> **About this task**
Print each line below verbatim, skipping every picture.

(Element data from apps and pages)
--- --- ---

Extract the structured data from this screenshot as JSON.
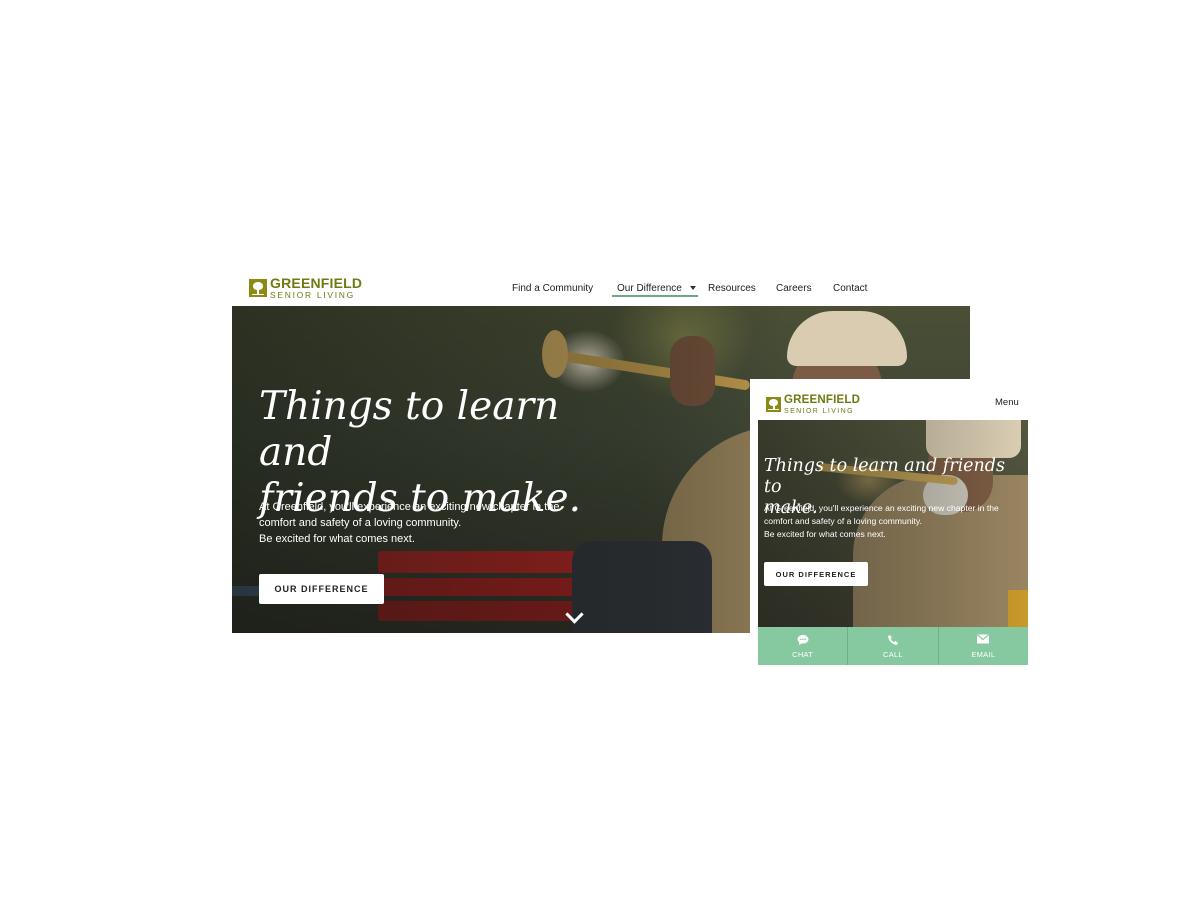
{
  "desktop": {
    "logo": {
      "line1": "GREENFIELD",
      "line2": "SENIOR LIVING"
    },
    "nav": {
      "items": [
        {
          "label": "Find a Community"
        },
        {
          "label": "Our Difference"
        },
        {
          "label": "Resources"
        },
        {
          "label": "Careers"
        },
        {
          "label": "Contact"
        }
      ],
      "active_item": "Our Difference"
    },
    "hero": {
      "headline_line1": "Things to learn and",
      "headline_line2": "friends to make.",
      "body_line1": "At Greenfield, you'll experience an exciting new chapter in the",
      "body_line2": "comfort and safety of a loving community.",
      "body_line3": "Be excited for what comes next.",
      "button_label": "OUR DIFFERENCE"
    }
  },
  "mobile": {
    "logo": {
      "line1": "GREENFIELD",
      "line2": "SENIOR LIVING"
    },
    "menu_label": "Menu",
    "hero": {
      "headline_line1": "Things to learn and friends to",
      "headline_line2": "make.",
      "body_line1": "At Greenfield, you'll experience an exciting new chapter in the",
      "body_line2": "comfort and safety of a loving community.",
      "body_line3": "Be excited for what comes next.",
      "button_label": "OUR DIFFERENCE"
    },
    "actions": [
      {
        "label": "CHAT",
        "icon": "chat-icon"
      },
      {
        "label": "CALL",
        "icon": "phone-icon"
      },
      {
        "label": "EMAIL",
        "icon": "email-icon"
      }
    ]
  },
  "colors": {
    "brand": "#6f7a12",
    "logo_mark": "#8a8a14",
    "accent_green": "#86c9a0",
    "nav_underline": "#6aa987"
  }
}
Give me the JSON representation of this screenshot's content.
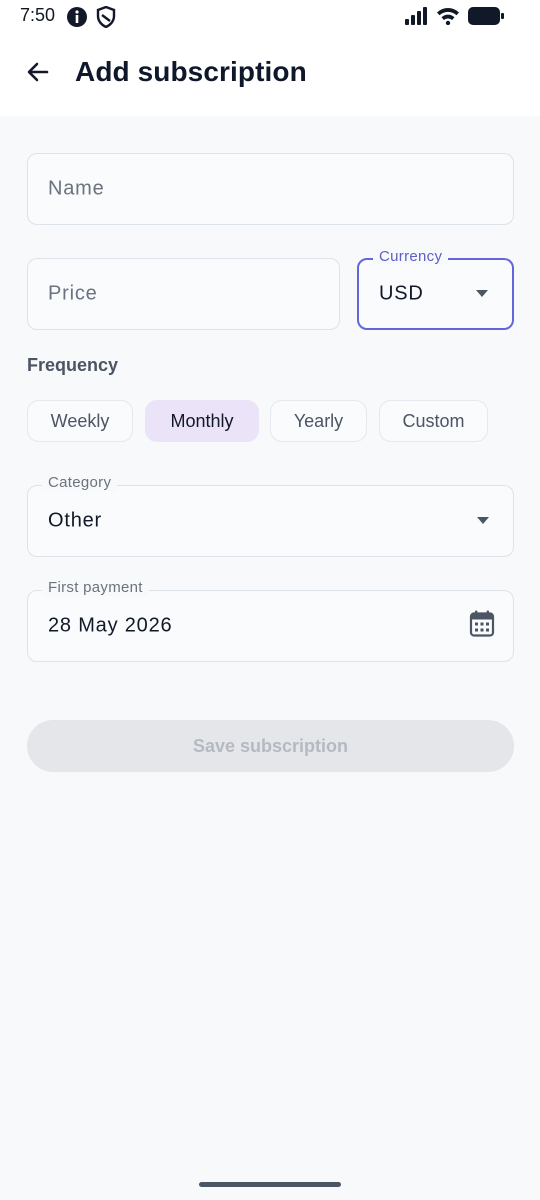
{
  "status_bar": {
    "time": "7:50",
    "left_icons": [
      "info-icon",
      "shield-icon"
    ],
    "right_icons": [
      "signal-icon",
      "wifi-icon",
      "battery-icon"
    ]
  },
  "header": {
    "back_icon": "arrow-left-icon",
    "title": "Add subscription"
  },
  "form": {
    "name": {
      "placeholder": "Name",
      "value": ""
    },
    "price": {
      "placeholder": "Price",
      "value": ""
    },
    "currency": {
      "label": "Currency",
      "value": "USD"
    },
    "frequency": {
      "label": "Frequency",
      "options": [
        "Weekly",
        "Monthly",
        "Yearly",
        "Custom"
      ],
      "selected": "Monthly"
    },
    "category": {
      "label": "Category",
      "value": "Other"
    },
    "first_payment": {
      "label": "First payment",
      "value": "28 May 2026",
      "icon": "calendar-icon"
    },
    "save_label": "Save subscription"
  },
  "colors": {
    "accent": "#6366d9",
    "chip_selected": "#ebe3f7",
    "background": "#f7f9fb",
    "disabled_button": "#e4e6ea"
  }
}
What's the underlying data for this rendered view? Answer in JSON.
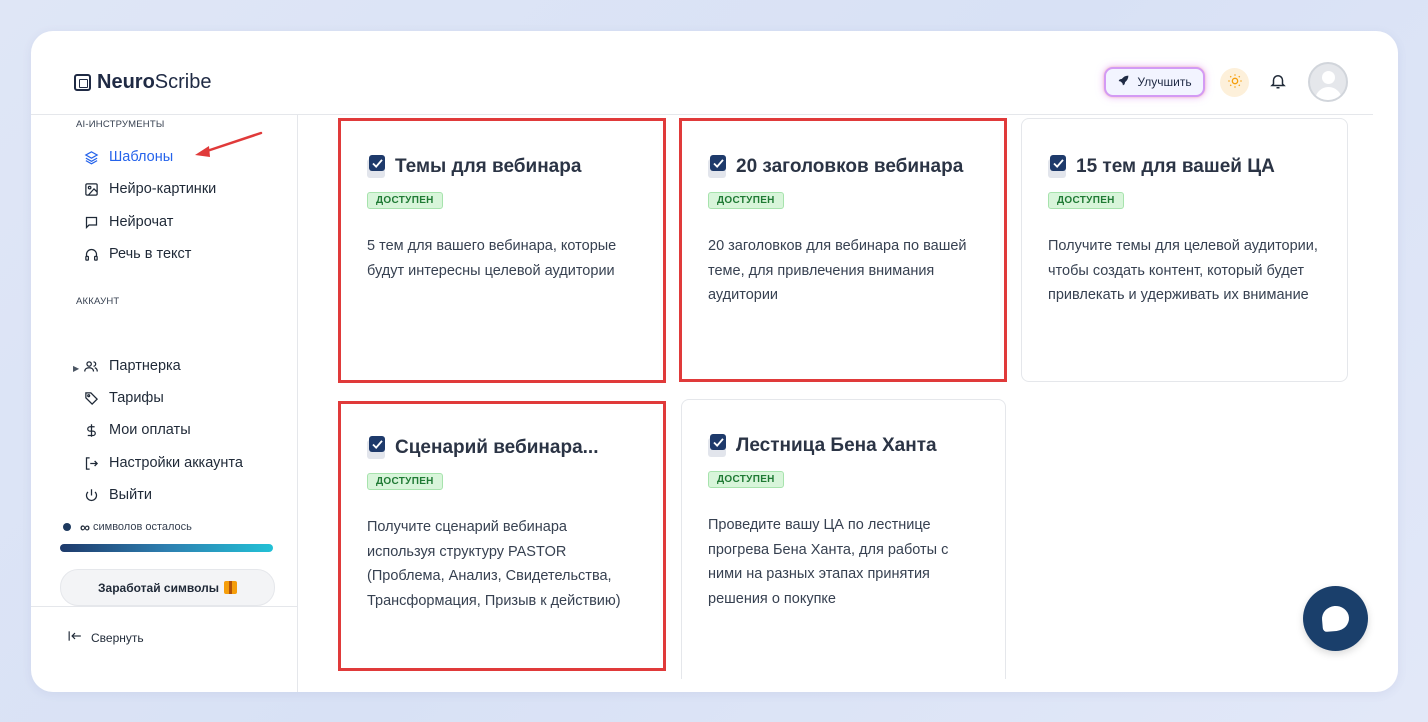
{
  "app": {
    "logo_bold": "Neuro",
    "logo_rest": "Scribe"
  },
  "header": {
    "upgrade_label": "Улучшить"
  },
  "sidebar": {
    "tools_label": "AI-ИНСТРУМЕНТЫ",
    "tools": [
      {
        "label": "Шаблоны",
        "icon": "layers-icon",
        "active": true
      },
      {
        "label": "Нейро-картинки",
        "icon": "image-icon"
      },
      {
        "label": "Нейрочат",
        "icon": "chat-icon"
      },
      {
        "label": "Речь в текст",
        "icon": "headphones-icon"
      }
    ],
    "account_label": "АККАУНТ",
    "account": [
      {
        "label": "Партнерка",
        "icon": "users-icon"
      },
      {
        "label": "Тарифы",
        "icon": "tag-icon"
      },
      {
        "label": "Мои оплаты",
        "icon": "dollar-icon"
      },
      {
        "label": "Настройки аккаунта",
        "icon": "settings-exit-icon"
      },
      {
        "label": "Выйти",
        "icon": "power-icon"
      }
    ],
    "credits_symbol": "∞",
    "credits_text": "символов осталось",
    "credits_fill": 1.0,
    "earn_label": "Заработай символы",
    "collapse_label": "Свернуть"
  },
  "cards": [
    {
      "title": "Темы для вебинара",
      "badge": "ДОСТУПЕН",
      "desc": "5 тем для вашего вебинара, которые будут интересны целевой аудитории",
      "highlighted": true
    },
    {
      "title": "20 заголовков вебинара",
      "badge": "ДОСТУПЕН",
      "desc": "20 заголовков для вебинара по вашей теме, для привлечения внимания аудитории",
      "highlighted": true
    },
    {
      "title": "15 тем для вашей ЦА",
      "badge": "ДОСТУПЕН",
      "desc": "Получите темы для целевой аудитории, чтобы создать контент, который будет привлекать и удерживать их внимание",
      "highlighted": false
    },
    {
      "title": "Сценарий вебинара...",
      "badge": "ДОСТУПЕН",
      "desc": "Получите сценарий вебинара используя структуру PASTOR (Проблема, Анализ, Свидетельства, Трансформация, Призыв к действию)",
      "highlighted": true
    },
    {
      "title": "Лестница Бена Ханта",
      "badge": "ДОСТУПЕН",
      "desc": "Проведите вашу ЦА по лестнице прогрева Бена Ханта, для работы с ними на разных этапах принятия решения о покупке",
      "highlighted": false
    }
  ],
  "colors": {
    "accent": "#2563eb",
    "highlight_border": "#e03a3a",
    "badge_bg": "#d8f5da",
    "badge_text": "#1f7a34",
    "brand_dark": "#1a3f6b"
  }
}
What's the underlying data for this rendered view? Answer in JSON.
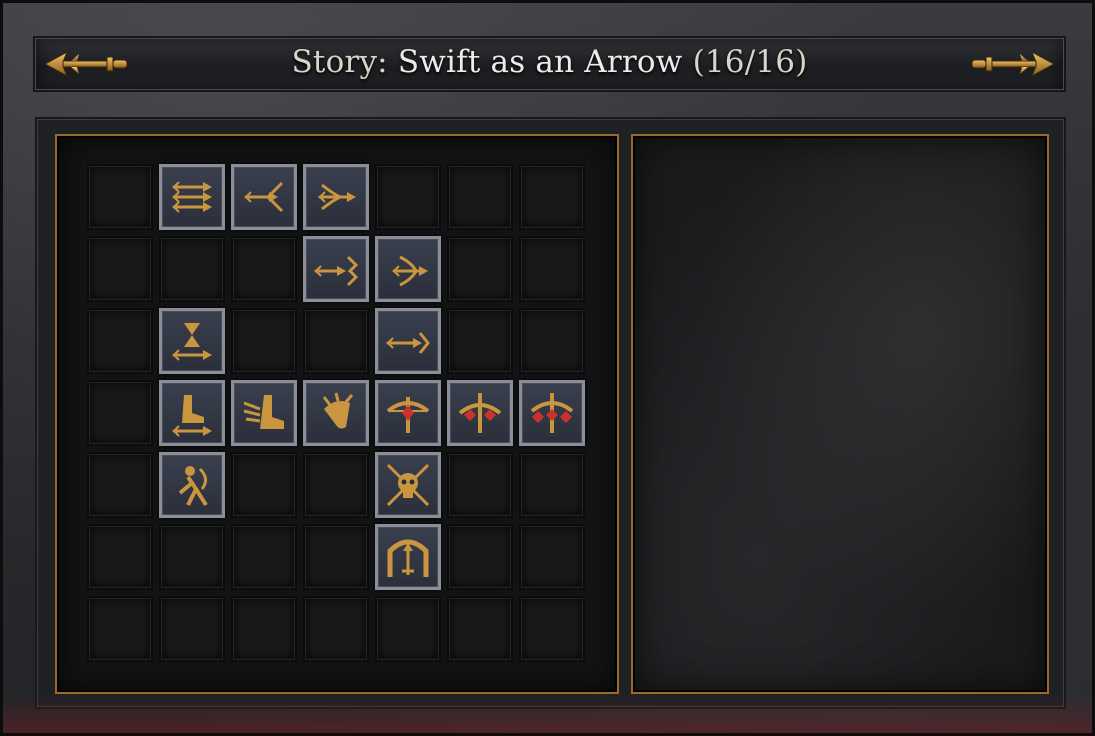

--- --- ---

> **Your solution**
Extract the structured data from this screenshot as JSON.
{
  "desktop": {
    "logo": {
      "line1": "GREENFIELD",
      "line2": "SENIOR LIVING"
    },
    "nav": {
      "items": [
        {
          "label": "Find a Community"
        },
        {
          "label": "Our Difference"
        },
        {
          "label": "Resources"
        },
        {
          "label": "Careers"
        },
        {
          "label": "Contact"
        }
      ],
      "active_item": "Our Difference"
    },
    "hero": {
      "headline_line1": "Things to learn and",
      "headline_line2": "friends to make.",
      "body_line1": "At Greenfield, you'll experience an exciting new chapter in the",
      "body_line2": "comfort and safety of a loving community.",
      "body_line3": "Be excited for what comes next.",
      "button_label": "OUR DIFFERENCE"
    }
  },
  "mobile": {
    "logo": {
      "line1": "GREENFIELD",
      "line2": "SENIOR LIVING"
    },
    "menu_label": "Menu",
    "hero": {
      "headline_line1": "Things to learn and friends to",
      "headline_line2": "make.",
      "body_line1": "At Greenfield, you'll experience an exciting new chapter in the",
      "body_line2": "comfort and safety of a loving community.",
      "body_line3": "Be excited for what comes next.",
      "button_label": "OUR DIFFERENCE"
    },
    "actions": [
      {
        "label": "CHAT",
        "icon": "chat-icon"
      },
      {
        "label": "CALL",
        "icon": "phone-icon"
      },
      {
        "label": "EMAIL",
        "icon": "email-icon"
      }
    ]
  },
  "colors": {
    "brand": "#6f7a12",
    "logo_mark": "#8a8a14",
    "accent_green": "#86c9a0",
    "nav_underline": "#6aa987"
  }
}
Give me the JSON representation of this screenshot's content.
{
  "status_bar": {
    "time": "7:50",
    "left_icons": [
      "info-icon",
      "shield-icon"
    ],
    "right_icons": [
      "signal-icon",
      "wifi-icon",
      "battery-icon"
    ]
  },
  "header": {
    "back_icon": "arrow-left-icon",
    "title": "Add subscription"
  },
  "form": {
    "name": {
      "placeholder": "Name",
      "value": ""
    },
    "price": {
      "placeholder": "Price",
      "value": ""
    },
    "currency": {
      "label": "Currency",
      "value": "USD"
    },
    "frequency": {
      "label": "Frequency",
      "options": [
        "Weekly",
        "Monthly",
        "Yearly",
        "Custom"
      ],
      "selected": "Monthly"
    },
    "category": {
      "label": "Category",
      "value": "Other"
    },
    "first_payment": {
      "label": "First payment",
      "value": "28 May 2026",
      "icon": "calendar-icon"
    },
    "save_label": "Save subscription"
  },
  "colors": {
    "accent": "#6366d9",
    "chip_selected": "#ebe3f7",
    "background": "#f7f9fb",
    "disabled_button": "#e4e6ea"
  }
}
What's the underlying data for this rendered view? Answer in JSON.
{
  "app": {
    "logo_bold": "Neuro",
    "logo_rest": "Scribe"
  },
  "header": {
    "upgrade_label": "Улучшить"
  },
  "sidebar": {
    "tools_label": "AI-ИНСТРУМЕНТЫ",
    "tools": [
      {
        "label": "Шаблоны",
        "icon": "layers-icon",
        "active": true
      },
      {
        "label": "Нейро-картинки",
        "icon": "image-icon"
      },
      {
        "label": "Нейрочат",
        "icon": "chat-icon"
      },
      {
        "label": "Речь в текст",
        "icon": "headphones-icon"
      }
    ],
    "account_label": "АККАУНТ",
    "account": [
      {
        "label": "Партнерка",
        "icon": "users-icon"
      },
      {
        "label": "Тарифы",
        "icon": "tag-icon"
      },
      {
        "label": "Мои оплаты",
        "icon": "dollar-icon"
      },
      {
        "label": "Настройки аккаунта",
        "icon": "settings-exit-icon"
      },
      {
        "label": "Выйти",
        "icon": "power-icon"
      }
    ],
    "credits_symbol": "∞",
    "credits_text": "символов осталось",
    "credits_fill": 1.0,
    "earn_label": "Заработай символы",
    "collapse_label": "Свернуть"
  },
  "cards": [
    {
      "title": "Темы для вебинара",
      "badge": "ДОСТУПЕН",
      "desc": "5 тем для вашего вебинара, которые будут интересны целевой аудитории",
      "highlighted": true
    },
    {
      "title": "20 заголовков вебинара",
      "badge": "ДОСТУПЕН",
      "desc": "20 заголовков для вебинара по вашей теме, для привлечения внимания аудитории",
      "highlighted": true
    },
    {
      "title": "15 тем для вашей ЦА",
      "badge": "ДОСТУПЕН",
      "desc": "Получите темы для целевой аудитории, чтобы создать контент, который будет привлекать и удерживать их внимание",
      "highlighted": false
    },
    {
      "title": "Сценарий вебинара...",
      "badge": "ДОСТУПЕН",
      "desc": "Получите сценарий вебинара используя структуру PASTOR (Проблема, Анализ, Свидетельства, Трансформация, Призыв к действию)",
      "highlighted": true
    },
    {
      "title": "Лестница Бена Ханта",
      "badge": "ДОСТУПЕН",
      "desc": "Проведите вашу ЦА по лестнице прогрева Бена Ханта, для работы с ними на разных этапах принятия решения о покупке",
      "highlighted": false
    }
  ],
  "colors": {
    "accent": "#2563eb",
    "highlight_border": "#e03a3a",
    "badge_bg": "#d8f5da",
    "badge_text": "#1f7a34",
    "brand_dark": "#1a3f6b"
  }
}
What's the underlying data for this rendered view? Answer in JSON.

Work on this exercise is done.